DESCRIPTION OF THE TASK. In the records that follow, find each line with "services" and pull it out.

Records contained in a dataset.
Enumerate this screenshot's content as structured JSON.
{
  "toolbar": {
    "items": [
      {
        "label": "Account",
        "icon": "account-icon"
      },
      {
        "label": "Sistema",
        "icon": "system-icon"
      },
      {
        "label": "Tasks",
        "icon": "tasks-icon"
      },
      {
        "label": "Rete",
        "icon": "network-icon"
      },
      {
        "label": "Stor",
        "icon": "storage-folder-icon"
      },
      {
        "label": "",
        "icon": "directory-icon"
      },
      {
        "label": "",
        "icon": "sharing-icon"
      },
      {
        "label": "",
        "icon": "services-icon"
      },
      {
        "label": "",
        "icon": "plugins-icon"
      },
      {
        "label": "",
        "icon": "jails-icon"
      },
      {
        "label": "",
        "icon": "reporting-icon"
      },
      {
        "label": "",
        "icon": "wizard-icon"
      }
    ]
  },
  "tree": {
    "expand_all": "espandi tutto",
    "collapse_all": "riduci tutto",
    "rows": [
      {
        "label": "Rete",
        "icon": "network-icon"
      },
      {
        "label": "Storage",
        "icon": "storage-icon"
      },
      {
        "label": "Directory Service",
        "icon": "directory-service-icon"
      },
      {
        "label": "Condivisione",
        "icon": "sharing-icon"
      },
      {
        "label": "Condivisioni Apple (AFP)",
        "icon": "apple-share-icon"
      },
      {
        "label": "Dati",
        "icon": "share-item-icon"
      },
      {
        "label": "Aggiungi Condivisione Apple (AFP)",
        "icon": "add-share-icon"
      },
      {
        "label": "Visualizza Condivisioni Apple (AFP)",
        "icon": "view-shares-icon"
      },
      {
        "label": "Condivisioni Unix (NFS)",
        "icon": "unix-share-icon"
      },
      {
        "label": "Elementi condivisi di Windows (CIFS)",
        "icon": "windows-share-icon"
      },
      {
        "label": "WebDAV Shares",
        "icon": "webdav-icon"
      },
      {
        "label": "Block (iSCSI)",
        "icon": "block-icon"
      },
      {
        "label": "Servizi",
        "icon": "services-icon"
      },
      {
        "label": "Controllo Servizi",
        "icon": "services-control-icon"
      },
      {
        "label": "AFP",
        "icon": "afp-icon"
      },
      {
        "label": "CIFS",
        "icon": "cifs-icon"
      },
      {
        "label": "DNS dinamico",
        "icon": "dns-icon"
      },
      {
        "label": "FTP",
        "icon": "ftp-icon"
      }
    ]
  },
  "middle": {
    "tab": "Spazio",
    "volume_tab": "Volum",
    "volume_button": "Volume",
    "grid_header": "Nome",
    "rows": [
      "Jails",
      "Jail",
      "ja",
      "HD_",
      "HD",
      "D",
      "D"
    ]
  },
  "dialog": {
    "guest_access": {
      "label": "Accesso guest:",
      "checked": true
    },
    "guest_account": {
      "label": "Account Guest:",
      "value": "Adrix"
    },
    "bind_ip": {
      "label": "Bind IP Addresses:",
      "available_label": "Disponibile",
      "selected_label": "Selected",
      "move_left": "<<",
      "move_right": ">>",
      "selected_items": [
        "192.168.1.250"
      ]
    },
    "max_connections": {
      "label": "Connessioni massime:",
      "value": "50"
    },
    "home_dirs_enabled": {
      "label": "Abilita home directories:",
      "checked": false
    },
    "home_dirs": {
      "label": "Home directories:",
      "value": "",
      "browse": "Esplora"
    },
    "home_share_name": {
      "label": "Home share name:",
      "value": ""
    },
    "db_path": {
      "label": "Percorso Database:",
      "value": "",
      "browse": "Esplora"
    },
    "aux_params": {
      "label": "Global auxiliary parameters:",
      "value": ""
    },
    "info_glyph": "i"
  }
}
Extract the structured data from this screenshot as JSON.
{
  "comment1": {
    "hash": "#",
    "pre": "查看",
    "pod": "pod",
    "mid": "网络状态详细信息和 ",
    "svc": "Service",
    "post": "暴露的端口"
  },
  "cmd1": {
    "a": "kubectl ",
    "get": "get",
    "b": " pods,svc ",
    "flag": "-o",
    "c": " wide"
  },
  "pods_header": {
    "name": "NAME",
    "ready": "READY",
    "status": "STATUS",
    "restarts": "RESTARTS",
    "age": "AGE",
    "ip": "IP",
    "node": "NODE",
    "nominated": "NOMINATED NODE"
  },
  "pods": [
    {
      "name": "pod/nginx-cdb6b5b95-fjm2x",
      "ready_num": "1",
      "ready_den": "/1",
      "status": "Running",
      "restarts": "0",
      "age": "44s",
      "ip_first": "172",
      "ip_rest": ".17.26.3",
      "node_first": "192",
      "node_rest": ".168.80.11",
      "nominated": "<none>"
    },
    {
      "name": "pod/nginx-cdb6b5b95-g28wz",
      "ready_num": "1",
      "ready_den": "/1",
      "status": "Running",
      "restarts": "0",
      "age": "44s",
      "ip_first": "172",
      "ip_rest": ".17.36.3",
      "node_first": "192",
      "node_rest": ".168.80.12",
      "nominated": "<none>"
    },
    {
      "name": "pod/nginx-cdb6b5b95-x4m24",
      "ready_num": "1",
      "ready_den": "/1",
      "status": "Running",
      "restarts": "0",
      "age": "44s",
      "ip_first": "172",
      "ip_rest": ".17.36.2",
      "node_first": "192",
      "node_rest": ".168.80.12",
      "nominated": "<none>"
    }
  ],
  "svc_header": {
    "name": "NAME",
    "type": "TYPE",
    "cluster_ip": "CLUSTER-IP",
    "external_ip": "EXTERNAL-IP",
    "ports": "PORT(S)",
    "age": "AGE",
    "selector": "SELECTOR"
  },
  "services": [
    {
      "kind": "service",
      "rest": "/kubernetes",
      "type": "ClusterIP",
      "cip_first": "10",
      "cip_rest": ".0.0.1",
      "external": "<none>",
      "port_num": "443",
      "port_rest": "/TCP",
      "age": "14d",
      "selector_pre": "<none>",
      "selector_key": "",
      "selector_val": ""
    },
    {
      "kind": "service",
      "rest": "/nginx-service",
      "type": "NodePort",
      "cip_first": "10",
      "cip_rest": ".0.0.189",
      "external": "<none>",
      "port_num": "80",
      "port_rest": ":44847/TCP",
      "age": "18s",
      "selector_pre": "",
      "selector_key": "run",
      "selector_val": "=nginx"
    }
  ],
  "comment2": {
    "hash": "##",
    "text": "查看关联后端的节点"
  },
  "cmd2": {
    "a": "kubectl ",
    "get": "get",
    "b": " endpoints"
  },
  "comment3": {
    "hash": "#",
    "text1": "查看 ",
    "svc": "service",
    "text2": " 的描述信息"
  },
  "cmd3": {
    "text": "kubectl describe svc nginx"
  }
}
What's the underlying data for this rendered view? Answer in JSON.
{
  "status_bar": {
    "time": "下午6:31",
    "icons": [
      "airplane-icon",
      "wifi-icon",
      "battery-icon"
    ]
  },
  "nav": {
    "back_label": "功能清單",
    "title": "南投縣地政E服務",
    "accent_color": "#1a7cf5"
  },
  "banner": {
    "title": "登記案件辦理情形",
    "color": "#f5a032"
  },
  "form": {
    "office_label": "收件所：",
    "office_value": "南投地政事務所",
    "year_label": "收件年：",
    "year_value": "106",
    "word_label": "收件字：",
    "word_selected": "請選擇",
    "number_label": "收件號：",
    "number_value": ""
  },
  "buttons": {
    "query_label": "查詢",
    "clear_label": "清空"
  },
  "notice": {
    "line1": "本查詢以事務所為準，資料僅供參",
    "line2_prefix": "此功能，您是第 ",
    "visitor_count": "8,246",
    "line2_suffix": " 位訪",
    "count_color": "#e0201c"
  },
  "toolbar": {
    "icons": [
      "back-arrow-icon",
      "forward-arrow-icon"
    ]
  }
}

ANSWER BOX.
        "icon": "services-icon"
        "icon": "services-icon"
        "icon": "services-control-icon"
  "services": [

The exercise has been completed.